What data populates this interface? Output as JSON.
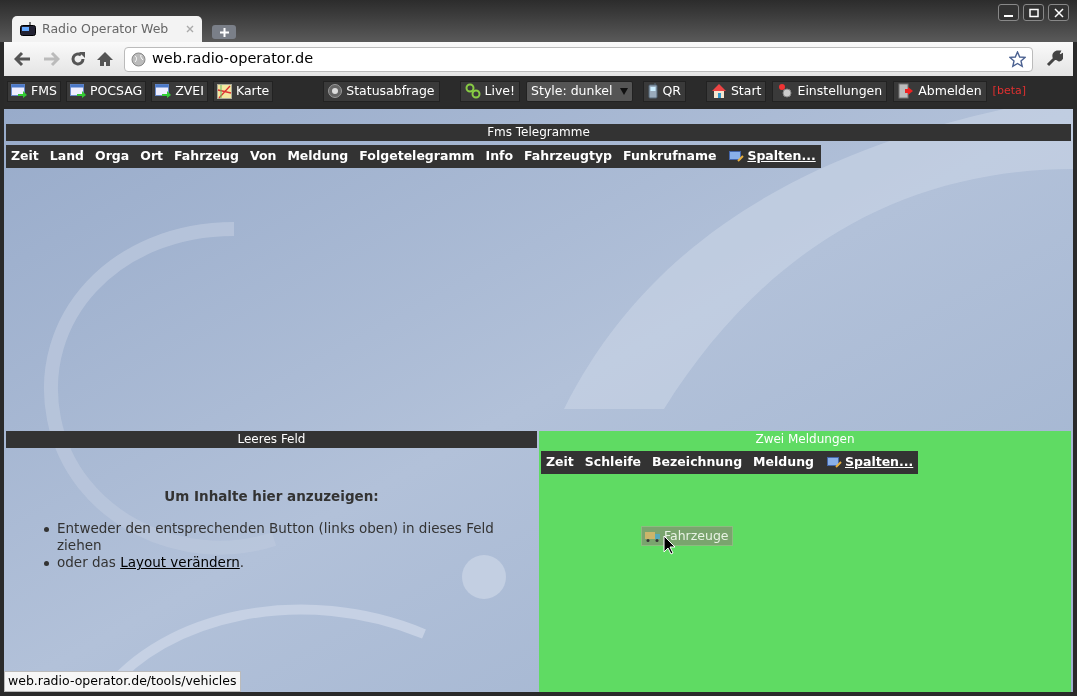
{
  "browser": {
    "tab_title": "Radio Operator Web",
    "url": "web.radio-operator.de",
    "status_url": "web.radio-operator.de/tools/vehicles"
  },
  "toolbar": {
    "left": [
      {
        "label": "FMS"
      },
      {
        "label": "POCSAG"
      },
      {
        "label": "ZVEI"
      },
      {
        "label": "Karte"
      }
    ],
    "right": [
      {
        "label": "Statusabfrage",
        "kind": "button"
      },
      {
        "label": "Live!",
        "kind": "button"
      },
      {
        "label": "Style: dunkel",
        "kind": "select"
      },
      {
        "label": "QR",
        "kind": "button"
      },
      {
        "label": "Start",
        "kind": "button"
      },
      {
        "label": "Einstellungen",
        "kind": "button"
      },
      {
        "label": "Abmelden",
        "kind": "button"
      }
    ],
    "beta": "[beta]"
  },
  "top_panel": {
    "title": "Fms Telegramme",
    "columns": [
      "Zeit",
      "Land",
      "Orga",
      "Ort",
      "Fahrzeug",
      "Von",
      "Meldung",
      "Folgetelegramm",
      "Info",
      "Fahrzeugtyp",
      "Funkrufname"
    ],
    "columns_link": "Spalten..."
  },
  "left_panel": {
    "title": "Leeres Feld",
    "heading": "Um Inhalte hier anzuzeigen:",
    "bullets": [
      {
        "text": "Entweder den entsprechenden Button (links oben) in dieses Feld ziehen"
      },
      {
        "text": "oder das ",
        "link": "Layout verändern",
        "after": "."
      }
    ]
  },
  "right_panel": {
    "title": "Zwei Meldungen",
    "highlighted": true,
    "columns": [
      "Zeit",
      "Schleife",
      "Bezeichnung",
      "Meldung"
    ],
    "columns_link": "Spalten..."
  },
  "drag_item": {
    "label": "Fahrzeuge"
  }
}
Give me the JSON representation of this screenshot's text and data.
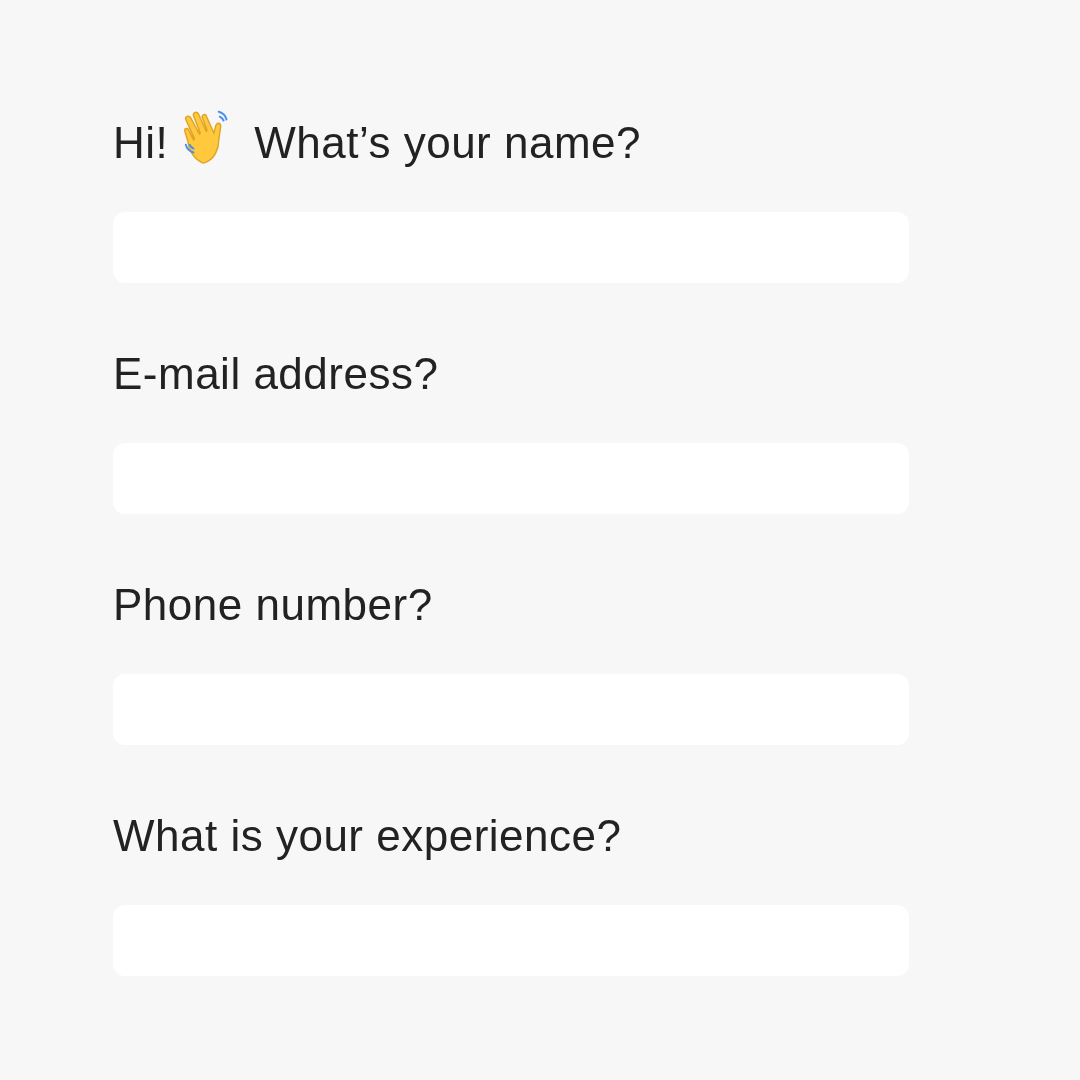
{
  "questions": [
    {
      "greeting": "Hi!",
      "label": "What’s your name?"
    },
    {
      "label": "E-mail address?"
    },
    {
      "label": "Phone number?"
    },
    {
      "label": "What is your experience?"
    }
  ]
}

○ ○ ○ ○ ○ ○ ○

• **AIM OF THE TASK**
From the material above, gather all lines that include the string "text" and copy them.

• **RESPONSE FOR THIS EXERCISE**
        "text": "Entweder den entsprechenden Button (links oben) in dieses Feld ziehen"
        "text": "oder das ",
Give me the JSON representation of this screenshot's text and data.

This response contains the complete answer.